(Data records for software interfaces)

_ _ _

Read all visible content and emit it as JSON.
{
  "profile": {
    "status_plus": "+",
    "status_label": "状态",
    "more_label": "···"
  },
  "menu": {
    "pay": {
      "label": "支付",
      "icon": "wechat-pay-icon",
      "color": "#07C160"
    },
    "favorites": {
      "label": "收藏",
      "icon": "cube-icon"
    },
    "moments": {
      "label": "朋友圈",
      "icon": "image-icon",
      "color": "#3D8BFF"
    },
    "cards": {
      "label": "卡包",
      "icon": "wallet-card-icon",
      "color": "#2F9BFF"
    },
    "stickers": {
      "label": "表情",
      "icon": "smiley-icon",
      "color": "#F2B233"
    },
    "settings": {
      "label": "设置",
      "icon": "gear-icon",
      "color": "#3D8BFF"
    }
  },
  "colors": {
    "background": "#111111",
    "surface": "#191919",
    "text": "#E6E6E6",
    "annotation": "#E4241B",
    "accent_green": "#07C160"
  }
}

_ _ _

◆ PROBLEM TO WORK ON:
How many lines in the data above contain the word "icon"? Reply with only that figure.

◆ REPLY:
6